» **WHAT YOU ARE ASKED TO DO**
Could the whole of the data below be written out verbatim?

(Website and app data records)
== Segment start ==

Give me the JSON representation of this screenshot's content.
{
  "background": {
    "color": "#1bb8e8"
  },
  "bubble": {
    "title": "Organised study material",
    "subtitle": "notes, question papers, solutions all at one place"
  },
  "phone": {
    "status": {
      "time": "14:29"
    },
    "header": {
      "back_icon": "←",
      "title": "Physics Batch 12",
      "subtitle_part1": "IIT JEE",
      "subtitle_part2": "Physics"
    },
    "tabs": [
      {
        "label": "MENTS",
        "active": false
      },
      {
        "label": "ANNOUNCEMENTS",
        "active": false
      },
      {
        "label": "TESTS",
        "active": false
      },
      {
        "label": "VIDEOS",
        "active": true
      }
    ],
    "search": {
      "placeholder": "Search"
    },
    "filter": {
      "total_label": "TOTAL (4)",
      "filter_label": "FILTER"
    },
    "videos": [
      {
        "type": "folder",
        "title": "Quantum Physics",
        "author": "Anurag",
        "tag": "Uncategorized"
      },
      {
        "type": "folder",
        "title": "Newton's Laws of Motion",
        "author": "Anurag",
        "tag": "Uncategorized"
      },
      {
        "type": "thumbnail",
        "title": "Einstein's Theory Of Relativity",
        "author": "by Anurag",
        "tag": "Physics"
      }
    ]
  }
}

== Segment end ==

» **ANSWER BOX**
Give me the JSON representation of this screenshot's content.
{
  "background": {
    "color": "#1bb8e8"
  },
  "bubble": {
    "title": "Organised study material",
    "subtitle": "notes, question papers, solutions all at one place"
  },
  "phone": {
    "status": {
      "time": "14:29"
    },
    "header": {
      "back_icon": "←",
      "title": "Physics Batch 12",
      "subtitle_part1": "IIT JEE",
      "subtitle_part2": "Physics"
    },
    "tabs": [
      {
        "label": "MENTS",
        "active": false
      },
      {
        "label": "ANNOUNCEMENTS",
        "active": false
      },
      {
        "label": "TESTS",
        "active": false
      },
      {
        "label": "VIDEOS",
        "active": true
      }
    ],
    "search": {
      "placeholder": "Search"
    },
    "filter": {
      "total_label": "TOTAL (4)",
      "filter_label": "FILTER"
    },
    "videos": [
      {
        "type": "folder",
        "title": "Quantum Physics",
        "author": "Anurag",
        "tag": "Uncategorized"
      },
      {
        "type": "folder",
        "title": "Newton's Laws of Motion",
        "author": "Anurag",
        "tag": "Uncategorized"
      },
      {
        "type": "thumbnail",
        "title": "Einstein's Theory Of Relativity",
        "author": "by Anurag",
        "tag": "Physics"
      }
    ]
  }
}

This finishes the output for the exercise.